_PROBLEM STATEMENT_
Among the entries below, find the lines with the word "Трассы" and copy them.

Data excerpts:
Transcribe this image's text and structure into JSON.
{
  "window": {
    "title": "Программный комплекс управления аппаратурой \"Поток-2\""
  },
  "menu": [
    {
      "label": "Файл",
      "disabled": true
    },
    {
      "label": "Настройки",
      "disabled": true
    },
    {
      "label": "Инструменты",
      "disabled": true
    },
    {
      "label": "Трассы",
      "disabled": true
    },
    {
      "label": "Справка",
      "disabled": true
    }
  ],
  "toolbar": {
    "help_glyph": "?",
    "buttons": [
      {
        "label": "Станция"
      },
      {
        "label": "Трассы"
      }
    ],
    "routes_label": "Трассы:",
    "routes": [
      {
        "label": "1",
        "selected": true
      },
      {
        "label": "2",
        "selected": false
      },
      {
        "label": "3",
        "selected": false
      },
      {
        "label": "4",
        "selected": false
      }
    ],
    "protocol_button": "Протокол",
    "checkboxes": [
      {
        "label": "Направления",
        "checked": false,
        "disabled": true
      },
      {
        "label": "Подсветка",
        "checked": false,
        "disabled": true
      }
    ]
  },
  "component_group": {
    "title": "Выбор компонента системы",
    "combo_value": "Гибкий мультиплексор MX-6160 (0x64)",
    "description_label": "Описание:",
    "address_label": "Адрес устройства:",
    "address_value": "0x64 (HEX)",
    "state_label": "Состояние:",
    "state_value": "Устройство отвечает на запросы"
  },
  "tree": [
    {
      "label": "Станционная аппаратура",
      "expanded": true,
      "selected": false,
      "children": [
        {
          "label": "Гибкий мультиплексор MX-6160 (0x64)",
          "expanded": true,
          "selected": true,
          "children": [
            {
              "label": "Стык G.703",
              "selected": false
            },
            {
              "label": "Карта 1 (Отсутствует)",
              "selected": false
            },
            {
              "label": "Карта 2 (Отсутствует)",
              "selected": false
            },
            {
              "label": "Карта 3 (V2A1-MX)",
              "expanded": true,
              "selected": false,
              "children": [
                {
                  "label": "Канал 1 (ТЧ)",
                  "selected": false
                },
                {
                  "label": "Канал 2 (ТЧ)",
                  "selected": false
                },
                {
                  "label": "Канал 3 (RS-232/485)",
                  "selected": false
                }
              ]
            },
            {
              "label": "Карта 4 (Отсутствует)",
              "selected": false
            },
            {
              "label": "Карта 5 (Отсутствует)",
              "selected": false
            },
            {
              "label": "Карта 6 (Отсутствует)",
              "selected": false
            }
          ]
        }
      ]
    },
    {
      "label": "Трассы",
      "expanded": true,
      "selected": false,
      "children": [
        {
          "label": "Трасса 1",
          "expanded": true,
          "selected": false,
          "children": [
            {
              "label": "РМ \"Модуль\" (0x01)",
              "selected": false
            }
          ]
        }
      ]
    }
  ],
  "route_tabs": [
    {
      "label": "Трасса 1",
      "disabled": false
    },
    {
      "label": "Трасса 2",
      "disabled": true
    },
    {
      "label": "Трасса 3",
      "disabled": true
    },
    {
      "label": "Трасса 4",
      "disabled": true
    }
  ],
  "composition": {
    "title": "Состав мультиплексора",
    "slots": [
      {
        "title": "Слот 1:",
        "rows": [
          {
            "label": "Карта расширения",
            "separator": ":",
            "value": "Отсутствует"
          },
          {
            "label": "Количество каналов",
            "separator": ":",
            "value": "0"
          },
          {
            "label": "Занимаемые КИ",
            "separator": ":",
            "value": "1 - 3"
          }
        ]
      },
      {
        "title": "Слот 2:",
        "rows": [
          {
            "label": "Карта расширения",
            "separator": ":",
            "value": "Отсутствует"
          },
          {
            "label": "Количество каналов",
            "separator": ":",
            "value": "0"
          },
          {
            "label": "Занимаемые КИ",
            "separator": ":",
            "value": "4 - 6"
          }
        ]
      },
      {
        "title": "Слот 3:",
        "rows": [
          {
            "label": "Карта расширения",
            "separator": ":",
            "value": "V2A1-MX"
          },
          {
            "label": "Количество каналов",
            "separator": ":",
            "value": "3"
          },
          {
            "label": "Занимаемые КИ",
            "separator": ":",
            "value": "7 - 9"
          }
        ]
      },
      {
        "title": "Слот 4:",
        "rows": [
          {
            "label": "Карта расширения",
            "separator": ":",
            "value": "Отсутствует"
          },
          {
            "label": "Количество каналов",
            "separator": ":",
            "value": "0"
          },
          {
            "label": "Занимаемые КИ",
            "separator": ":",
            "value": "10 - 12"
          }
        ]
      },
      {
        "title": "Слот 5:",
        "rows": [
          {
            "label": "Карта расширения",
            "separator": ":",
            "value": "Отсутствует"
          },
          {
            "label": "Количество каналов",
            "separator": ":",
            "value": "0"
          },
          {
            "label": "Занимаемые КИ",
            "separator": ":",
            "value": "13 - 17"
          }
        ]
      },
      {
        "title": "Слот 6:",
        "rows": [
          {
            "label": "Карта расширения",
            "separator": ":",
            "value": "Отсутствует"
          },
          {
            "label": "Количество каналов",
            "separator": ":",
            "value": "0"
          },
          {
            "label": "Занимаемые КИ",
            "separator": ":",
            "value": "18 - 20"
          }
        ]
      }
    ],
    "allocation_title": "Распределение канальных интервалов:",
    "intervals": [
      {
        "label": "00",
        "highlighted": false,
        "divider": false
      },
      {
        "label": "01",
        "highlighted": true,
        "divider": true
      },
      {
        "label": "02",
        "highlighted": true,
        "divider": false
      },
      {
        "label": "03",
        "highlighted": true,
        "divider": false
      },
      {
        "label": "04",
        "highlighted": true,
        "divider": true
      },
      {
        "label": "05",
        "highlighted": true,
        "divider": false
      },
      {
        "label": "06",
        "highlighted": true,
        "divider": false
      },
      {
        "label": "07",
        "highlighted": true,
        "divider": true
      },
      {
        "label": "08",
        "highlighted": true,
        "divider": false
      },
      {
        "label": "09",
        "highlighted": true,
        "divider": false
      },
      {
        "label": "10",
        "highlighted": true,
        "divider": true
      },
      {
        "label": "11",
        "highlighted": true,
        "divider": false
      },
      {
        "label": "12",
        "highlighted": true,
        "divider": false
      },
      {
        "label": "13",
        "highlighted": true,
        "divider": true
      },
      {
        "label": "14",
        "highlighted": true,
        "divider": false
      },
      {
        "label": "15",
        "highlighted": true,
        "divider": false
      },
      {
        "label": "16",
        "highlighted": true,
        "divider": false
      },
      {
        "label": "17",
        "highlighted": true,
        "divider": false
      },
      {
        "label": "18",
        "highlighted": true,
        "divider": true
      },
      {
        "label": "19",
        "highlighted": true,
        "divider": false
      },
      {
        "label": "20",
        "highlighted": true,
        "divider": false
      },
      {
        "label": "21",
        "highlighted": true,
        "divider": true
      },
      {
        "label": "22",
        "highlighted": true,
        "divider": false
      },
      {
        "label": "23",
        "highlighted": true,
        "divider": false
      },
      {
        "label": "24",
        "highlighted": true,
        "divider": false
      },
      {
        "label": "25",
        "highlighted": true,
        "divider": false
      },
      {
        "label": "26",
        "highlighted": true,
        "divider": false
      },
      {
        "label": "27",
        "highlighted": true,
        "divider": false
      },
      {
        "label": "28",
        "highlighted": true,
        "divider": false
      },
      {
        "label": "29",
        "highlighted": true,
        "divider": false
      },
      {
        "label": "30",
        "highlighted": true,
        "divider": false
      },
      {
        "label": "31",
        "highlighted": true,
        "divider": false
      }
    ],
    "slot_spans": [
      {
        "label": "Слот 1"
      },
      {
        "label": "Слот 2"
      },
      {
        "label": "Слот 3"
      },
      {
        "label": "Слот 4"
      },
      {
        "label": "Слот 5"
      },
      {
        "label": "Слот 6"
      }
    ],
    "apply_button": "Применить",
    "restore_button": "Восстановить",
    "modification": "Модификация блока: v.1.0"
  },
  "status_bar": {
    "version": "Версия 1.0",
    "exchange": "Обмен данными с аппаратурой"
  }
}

_REPLY TO THE EXERCISE_
      "label": "Трассы",
        "label": "Трассы"
    "routes_label": "Трассы:",
      "label": "Трассы",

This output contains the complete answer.